Both candidates need to stay out of the weeds heading down the stretch.  I’d recommend that each arm himself with an industrial strength weed wacker.  My guess is that Team Romney will go for the gas powered one – if they run out of juice so to speak, they could just drill right on the spot or spray a banned herbicide. Team Obama would probably opt for the electric weed eater with a rechargeable batter pack.  It’s not quite as good for the toughest weeds – like hogweed and such, where alligators hide for a little down time – but it’ll do and won’t leave a trail of smoke and unregulated pollution that might make a gator sneeze or a snake slime, slither and sleeze.

Word of advice to the candidates:  to win the election, stay focused, stay clear, stay real, and stay out of the weeds where bad things lurk and gotcha moments happen –  Betcha By Golly, Wow

Gas Prices High But Cheap Stuff Down South

Prices at the pump are high but are they at historic highs?  Maybe, but did you know that adjusted for inflation the average price of a gallon of gasoline since 1918 is $2.49?  In 1981, the adjusted price was $3.37.  If you look at this chart , you will see that prices have fluctuated yearly and that beginning in 2000 under Bush the Younger gas prices rose sharply.  The GOP argues that the Obama administration is to blame for not allowing more drilling permits but it appears that there is no correlation between drilling permits and the price of gasoline.  In fact, what appears to be the cause more than anything of wildly fluctuating gas prices is our massive addiction to fossil fuels, unrest (to put it mildly) in the Middle East and our utter failure to get serious about alternative clean energy sources like wind, solar and the use of biofuels.  The President at least moved in that direction with loan guarantees to some start up companies as part of the Stimulus.

What caught my attention and the reason for this post was an article on the cheapest gas in the country.  Interestingly, and I suppose not surprisingly, gas prices are lowest in the South.  There are several factors said to account for this including lower taxes and proximity to refineries.  But I think there are other reasons at play.  Here is the list of the top 10 states with the cheapest gas along with some of my explanations by state below as to why the prices are so low, comparatively speaking:

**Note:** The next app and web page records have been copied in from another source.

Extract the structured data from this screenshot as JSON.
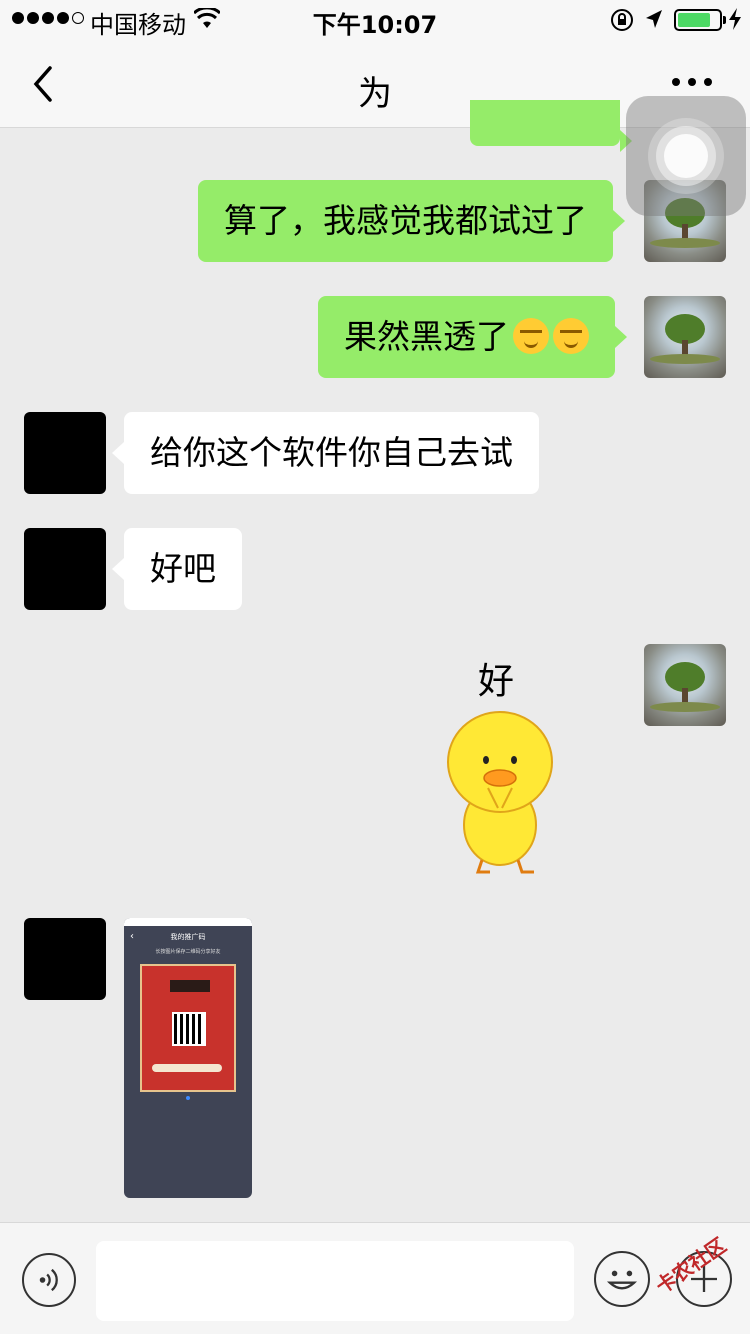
{
  "status_bar": {
    "carrier": "中国移动",
    "time": "下午10:07",
    "battery_level": 0.8,
    "icons": [
      "signal-dots",
      "wifi-icon",
      "orientation-lock-icon",
      "location-icon",
      "battery-icon",
      "charging-icon"
    ]
  },
  "nav": {
    "title": "为",
    "back_icon": "chevron-left-icon",
    "more_icon": "more-dots-icon"
  },
  "messages": [
    {
      "direction": "out",
      "type": "text",
      "text": "算了，我感觉我都试过了"
    },
    {
      "direction": "out",
      "type": "text",
      "text": "果然黑透了",
      "emoji_count": 2
    },
    {
      "direction": "in",
      "type": "text",
      "text": "给你这个软件你自己去试"
    },
    {
      "direction": "in",
      "type": "text",
      "text": "好吧"
    },
    {
      "direction": "out",
      "type": "sticker",
      "text": "好",
      "sticker": "yellow-duck-sticker"
    },
    {
      "direction": "in",
      "type": "image",
      "image": "promo-qr-screenshot"
    }
  ],
  "image_message": {
    "header": "我的推广码",
    "subheader": "长按图片保存二维码分享好友"
  },
  "input_bar": {
    "voice_icon": "voice-icon",
    "text_value": "",
    "emoji_icon": "smiley-icon",
    "plus_icon": "plus-icon"
  },
  "watermark": "卡农社区",
  "colors": {
    "outgoing_bubble": "#95ec69",
    "incoming_bubble": "#ffffff",
    "background": "#ebebeb",
    "battery": "#4cd964"
  }
}
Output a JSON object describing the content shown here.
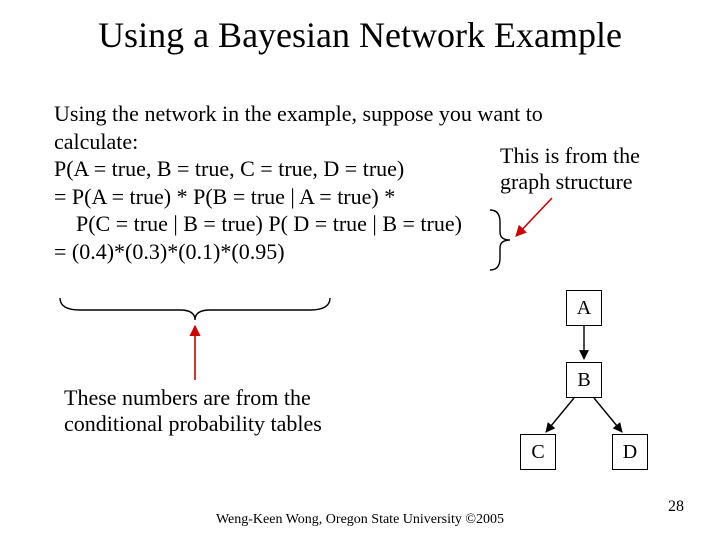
{
  "title": "Using a Bayesian Network Example",
  "body": {
    "l1": "Using the network in the example, suppose you want to",
    "l2": "calculate:",
    "l3": "P(A = true, B = true, C = true, D = true)",
    "l4": "= P(A = true) * P(B = true | A = true) *",
    "l5": "P(C = true | B = true) P( D = true | B = true)",
    "l6": "= (0.4)*(0.3)*(0.1)*(0.95)"
  },
  "annot": {
    "structure_l1": "This is from the",
    "structure_l2": "graph structure",
    "cpt_l1": "These numbers are from the",
    "cpt_l2": "conditional probability tables"
  },
  "nodes": {
    "A": "A",
    "B": "B",
    "C": "C",
    "D": "D"
  },
  "footer": "Weng-Keen Wong, Oregon State University ©2005",
  "page": "28",
  "colors": {
    "accent": "#d00000"
  }
}
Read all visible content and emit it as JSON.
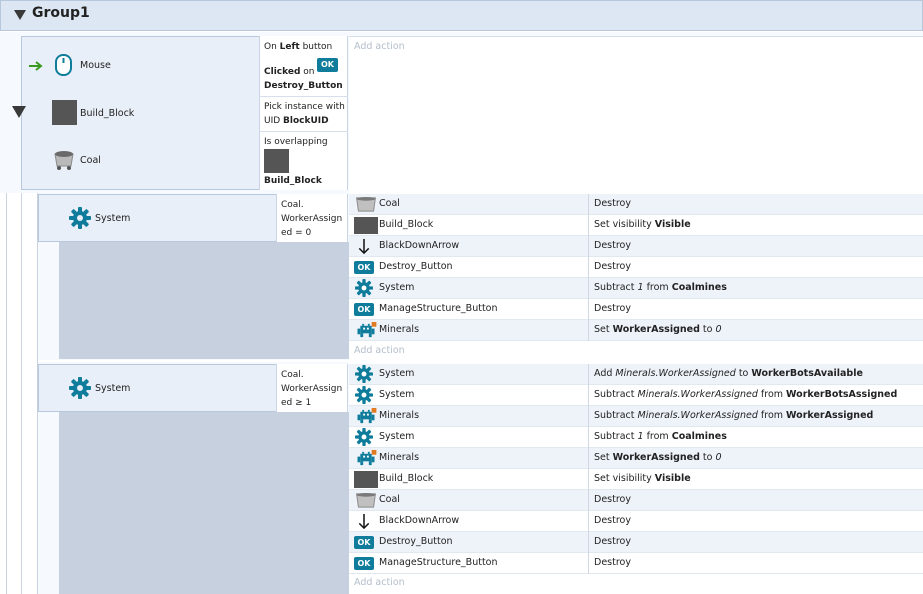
{
  "group": {
    "title": "Group1"
  },
  "main_event": {
    "conditions": [
      {
        "object": "Mouse",
        "icon": "mouse-icon"
      },
      {
        "object": "Build_Block",
        "icon": "build-block-icon"
      },
      {
        "object": "Coal",
        "icon": "coal-cart-icon"
      }
    ],
    "params": {
      "p1_prefix": "On ",
      "p1_bold": "Left",
      "p1_suffix": " button",
      "p2_bold": "Clicked",
      "p2_on": " on",
      "p2_badge": "OK",
      "p2_obj": "Destroy_Button",
      "p3_line1": "Pick instance with",
      "p3_prefix": "UID ",
      "p3_bold": "BlockUID",
      "p4_line1": "Is overlapping",
      "p4_obj": "Build_Block"
    },
    "add_action": "Add action"
  },
  "sub1": {
    "condition": {
      "object": "System",
      "param_l1": "Coal.",
      "param_l2": "WorkerAssign",
      "param_l3": "ed = 0"
    },
    "actions": [
      {
        "obj": "Coal",
        "icon": "coal-cart-icon",
        "d": [
          [
            "n",
            "Destroy"
          ]
        ]
      },
      {
        "obj": "Build_Block",
        "icon": "build-block-icon",
        "d": [
          [
            "n",
            "Set visibility "
          ],
          [
            "b",
            "Visible"
          ]
        ]
      },
      {
        "obj": "BlackDownArrow",
        "icon": "down-arrow-icon",
        "d": [
          [
            "n",
            "Destroy"
          ]
        ]
      },
      {
        "obj": "Destroy_Button",
        "icon": "ok-button-icon",
        "d": [
          [
            "n",
            "Destroy"
          ]
        ]
      },
      {
        "obj": "System",
        "icon": "gear-icon",
        "d": [
          [
            "n",
            "Subtract "
          ],
          [
            "i",
            "1"
          ],
          [
            "n",
            " from "
          ],
          [
            "b",
            "Coalmines"
          ]
        ]
      },
      {
        "obj": "ManageStructure_Button",
        "icon": "ok-button-icon",
        "d": [
          [
            "n",
            "Destroy"
          ]
        ]
      },
      {
        "obj": "Minerals",
        "icon": "invader-icon",
        "d": [
          [
            "n",
            "Set "
          ],
          [
            "b",
            "WorkerAssigned"
          ],
          [
            "n",
            " to "
          ],
          [
            "i",
            "0"
          ]
        ]
      }
    ],
    "add_action": "Add action"
  },
  "sub2": {
    "condition": {
      "object": "System",
      "param_l1": "Coal.",
      "param_l2": "WorkerAssign",
      "param_l3": "ed ≥ 1"
    },
    "actions": [
      {
        "obj": "System",
        "icon": "gear-icon",
        "d": [
          [
            "n",
            "Add "
          ],
          [
            "i",
            "Minerals.WorkerAssigned"
          ],
          [
            "n",
            " to "
          ],
          [
            "b",
            "WorkerBotsAvailable"
          ]
        ]
      },
      {
        "obj": "System",
        "icon": "gear-icon",
        "d": [
          [
            "n",
            "Subtract "
          ],
          [
            "i",
            "Minerals.WorkerAssigned"
          ],
          [
            "n",
            " from "
          ],
          [
            "b",
            "WorkerBotsAssigned"
          ]
        ]
      },
      {
        "obj": "Minerals",
        "icon": "invader-icon",
        "d": [
          [
            "n",
            "Subtract "
          ],
          [
            "i",
            "Minerals.WorkerAssigned"
          ],
          [
            "n",
            " from "
          ],
          [
            "b",
            "WorkerAssigned"
          ]
        ]
      },
      {
        "obj": "System",
        "icon": "gear-icon",
        "d": [
          [
            "n",
            "Subtract "
          ],
          [
            "i",
            "1"
          ],
          [
            "n",
            " from "
          ],
          [
            "b",
            "Coalmines"
          ]
        ]
      },
      {
        "obj": "Minerals",
        "icon": "invader-icon",
        "d": [
          [
            "n",
            "Set "
          ],
          [
            "b",
            "WorkerAssigned"
          ],
          [
            "n",
            " to "
          ],
          [
            "i",
            "0"
          ]
        ]
      },
      {
        "obj": "Build_Block",
        "icon": "build-block-icon",
        "d": [
          [
            "n",
            "Set visibility "
          ],
          [
            "b",
            "Visible"
          ]
        ]
      },
      {
        "obj": "Coal",
        "icon": "coal-cart-icon",
        "d": [
          [
            "n",
            "Destroy"
          ]
        ]
      },
      {
        "obj": "BlackDownArrow",
        "icon": "down-arrow-icon",
        "d": [
          [
            "n",
            "Destroy"
          ]
        ]
      },
      {
        "obj": "Destroy_Button",
        "icon": "ok-button-icon",
        "d": [
          [
            "n",
            "Destroy"
          ]
        ]
      },
      {
        "obj": "ManageStructure_Button",
        "icon": "ok-button-icon",
        "d": [
          [
            "n",
            "Destroy"
          ]
        ]
      }
    ],
    "add_action": "Add action"
  },
  "colors": {
    "accent": "#0e7c9a",
    "arrow": "#3a9a1e",
    "block": "#555555"
  }
}
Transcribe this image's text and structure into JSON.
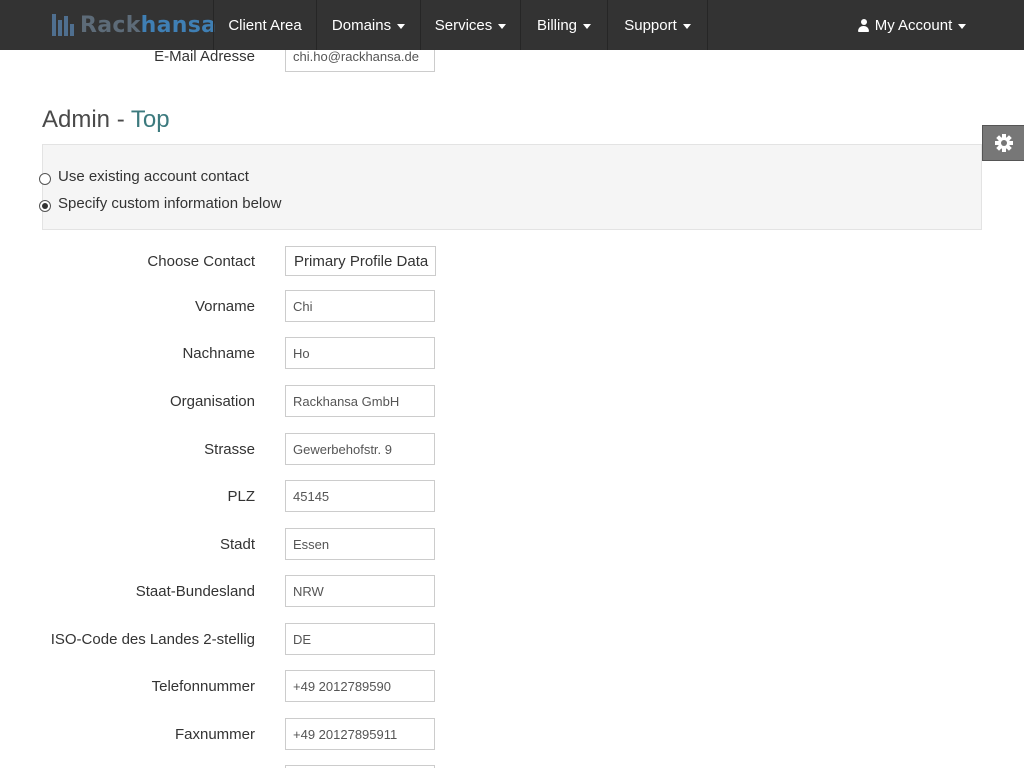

  • South Carolina:  The Palmetto State must be diluting their petroleum supplies with palm oil.  If you’ve ever been to SC, with its beaches and palm trees, this makes perfect sense.  And with wages so low in this “right to work state”, folks need cheaper gas.
  • Missouri:  The Show Me State must be adding Mississippi mud to the mix that and bat guano.  I’ve been spelunking in Missouri and I can tell you first hand that along with stalagmites, there is a lot of crap in those caves.
  • Tennessee and Arkansas.  Both states produce a lot of moonshine and there are stills a plenty producing pure grain alcohol that not only can quench your thirst and make you blind, but can run a tractor and a car too.
  • Georgia.  Rumor has it that Georgia adds peanut oil to its 87 grade gasoline, which makes for a deliciously nutty ride and the best part is that you can recycle the oil to fry your turkey at Thanksgiving.